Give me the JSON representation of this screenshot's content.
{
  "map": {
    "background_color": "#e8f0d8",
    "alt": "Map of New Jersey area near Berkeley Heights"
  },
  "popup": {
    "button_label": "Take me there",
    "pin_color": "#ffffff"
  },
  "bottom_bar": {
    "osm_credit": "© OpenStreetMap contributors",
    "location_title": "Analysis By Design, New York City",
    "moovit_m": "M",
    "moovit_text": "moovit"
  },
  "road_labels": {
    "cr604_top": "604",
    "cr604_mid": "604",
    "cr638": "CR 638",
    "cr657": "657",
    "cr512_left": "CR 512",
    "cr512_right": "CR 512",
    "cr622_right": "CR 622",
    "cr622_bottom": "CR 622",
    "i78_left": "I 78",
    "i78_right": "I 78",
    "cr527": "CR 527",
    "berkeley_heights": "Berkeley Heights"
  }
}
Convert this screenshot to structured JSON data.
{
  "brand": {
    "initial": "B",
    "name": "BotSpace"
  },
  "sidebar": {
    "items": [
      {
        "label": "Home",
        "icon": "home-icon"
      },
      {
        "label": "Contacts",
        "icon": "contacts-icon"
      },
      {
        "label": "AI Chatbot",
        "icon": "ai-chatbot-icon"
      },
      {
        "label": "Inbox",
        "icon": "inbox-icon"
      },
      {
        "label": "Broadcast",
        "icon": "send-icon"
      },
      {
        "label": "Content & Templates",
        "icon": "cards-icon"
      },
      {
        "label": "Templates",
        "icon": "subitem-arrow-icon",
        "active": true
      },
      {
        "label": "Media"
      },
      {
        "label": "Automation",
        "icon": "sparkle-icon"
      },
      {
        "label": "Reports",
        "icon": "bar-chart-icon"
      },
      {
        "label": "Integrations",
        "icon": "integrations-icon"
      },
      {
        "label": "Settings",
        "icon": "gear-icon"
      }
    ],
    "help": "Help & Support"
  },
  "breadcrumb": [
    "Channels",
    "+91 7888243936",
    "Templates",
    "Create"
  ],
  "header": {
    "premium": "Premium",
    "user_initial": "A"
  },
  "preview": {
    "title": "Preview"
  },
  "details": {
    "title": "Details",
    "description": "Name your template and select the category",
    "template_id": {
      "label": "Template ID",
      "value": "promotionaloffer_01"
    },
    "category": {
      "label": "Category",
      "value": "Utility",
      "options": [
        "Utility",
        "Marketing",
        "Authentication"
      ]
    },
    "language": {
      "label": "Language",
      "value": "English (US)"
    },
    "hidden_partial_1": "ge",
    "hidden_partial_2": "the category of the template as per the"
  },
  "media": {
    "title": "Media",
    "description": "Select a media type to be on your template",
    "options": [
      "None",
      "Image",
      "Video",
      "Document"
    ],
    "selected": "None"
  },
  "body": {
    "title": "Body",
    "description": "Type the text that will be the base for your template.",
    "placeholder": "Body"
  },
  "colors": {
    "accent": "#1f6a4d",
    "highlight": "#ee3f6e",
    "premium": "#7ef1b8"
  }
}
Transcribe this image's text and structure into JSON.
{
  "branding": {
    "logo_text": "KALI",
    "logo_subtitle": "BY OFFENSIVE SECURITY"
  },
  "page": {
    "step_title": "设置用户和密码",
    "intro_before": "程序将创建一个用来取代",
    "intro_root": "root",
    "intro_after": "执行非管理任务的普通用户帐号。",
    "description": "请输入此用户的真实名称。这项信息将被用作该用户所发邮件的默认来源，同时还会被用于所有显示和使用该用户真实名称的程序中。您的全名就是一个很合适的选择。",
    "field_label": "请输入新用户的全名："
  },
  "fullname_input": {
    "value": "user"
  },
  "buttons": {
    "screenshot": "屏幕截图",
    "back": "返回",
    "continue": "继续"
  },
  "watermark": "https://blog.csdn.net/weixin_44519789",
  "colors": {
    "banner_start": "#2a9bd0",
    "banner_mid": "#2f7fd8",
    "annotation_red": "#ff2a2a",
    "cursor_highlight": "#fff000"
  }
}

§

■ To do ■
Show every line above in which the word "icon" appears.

■ Output for this task ■
        "icon": "home-icon"
        "icon": "contacts-icon"
        "icon": "ai-chatbot-icon"
        "icon": "inbox-icon"
        "icon": "send-icon"
        "icon": "cards-icon"
        "icon": "subitem-arrow-icon",
        "icon": "sparkle-icon"
        "icon": "bar-chart-icon"
        "icon": "integrations-icon"
        "icon": "gear-icon"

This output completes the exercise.